As part of the agreement, Globalfoundries has agreed to drop its current 14 nanometer circuit technology and will instead license Samsung's 14 nanometer process. This standardization of production processes could have a significant impact on Apple, which can now source its A-series processors from either Samsung or GlobalFoundries without any additional engineering effort.
"What really drove us to this agreement was a strong pull from customers," said Ana Hunter, Globalfoundries' vice president of product management. "They see the value in really having one process where they have choice and flexibility in the manufacturing options that they have."Intel is the first company to start producing chips based on 14-nanometer technology with production starting in the current quarter. Apple supplier Samsung is expected to begin volume production of its 14 nanometer chips in late 2014, while Globalfoundries may introduce the process in early 2015.
There is no information on how this agreement affects Apple's current chip manufacturing deal with Taiwan Semiconductor Manufacturing (TSMC). Apple reportedly contracted with TSMC to start producing its A-series chips in early 2014 using 20-nanometer technology. Apple turned to TSMC for its chip manufacturing needs as the Cupertino company strives to lessen its reliance on Samsung to meet its production needs.
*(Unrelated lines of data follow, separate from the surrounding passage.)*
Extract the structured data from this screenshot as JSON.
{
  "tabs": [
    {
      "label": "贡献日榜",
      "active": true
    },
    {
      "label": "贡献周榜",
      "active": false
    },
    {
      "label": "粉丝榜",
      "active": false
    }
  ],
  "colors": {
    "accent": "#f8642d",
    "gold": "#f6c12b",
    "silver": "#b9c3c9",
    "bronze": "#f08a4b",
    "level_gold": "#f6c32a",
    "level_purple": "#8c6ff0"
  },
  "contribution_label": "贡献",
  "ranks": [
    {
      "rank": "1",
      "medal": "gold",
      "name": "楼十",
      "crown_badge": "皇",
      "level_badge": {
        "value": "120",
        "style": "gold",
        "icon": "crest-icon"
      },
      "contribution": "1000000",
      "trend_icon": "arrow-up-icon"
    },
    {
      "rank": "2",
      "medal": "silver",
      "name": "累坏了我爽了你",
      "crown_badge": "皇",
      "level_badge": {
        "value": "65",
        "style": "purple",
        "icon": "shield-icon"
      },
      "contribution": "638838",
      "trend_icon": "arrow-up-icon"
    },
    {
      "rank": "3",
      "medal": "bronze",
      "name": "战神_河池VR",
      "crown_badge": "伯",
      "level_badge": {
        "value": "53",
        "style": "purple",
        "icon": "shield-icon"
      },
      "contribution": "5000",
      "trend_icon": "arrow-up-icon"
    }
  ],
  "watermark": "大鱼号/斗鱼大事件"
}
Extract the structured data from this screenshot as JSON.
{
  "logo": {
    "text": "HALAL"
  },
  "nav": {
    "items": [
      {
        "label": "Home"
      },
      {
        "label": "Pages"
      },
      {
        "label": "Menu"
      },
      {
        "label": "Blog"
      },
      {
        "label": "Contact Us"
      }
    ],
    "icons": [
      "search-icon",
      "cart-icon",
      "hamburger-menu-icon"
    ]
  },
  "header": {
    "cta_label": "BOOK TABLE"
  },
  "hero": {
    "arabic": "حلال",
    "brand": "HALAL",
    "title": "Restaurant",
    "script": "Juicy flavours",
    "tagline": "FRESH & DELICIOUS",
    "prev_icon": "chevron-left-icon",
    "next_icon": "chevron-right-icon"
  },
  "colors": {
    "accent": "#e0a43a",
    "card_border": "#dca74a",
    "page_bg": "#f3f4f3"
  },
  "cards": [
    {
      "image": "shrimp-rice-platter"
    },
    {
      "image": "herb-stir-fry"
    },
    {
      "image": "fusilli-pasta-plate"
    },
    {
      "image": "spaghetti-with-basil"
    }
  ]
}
This balance of suppliers helps alleviate supply constraints that result from production problems at a single supplier.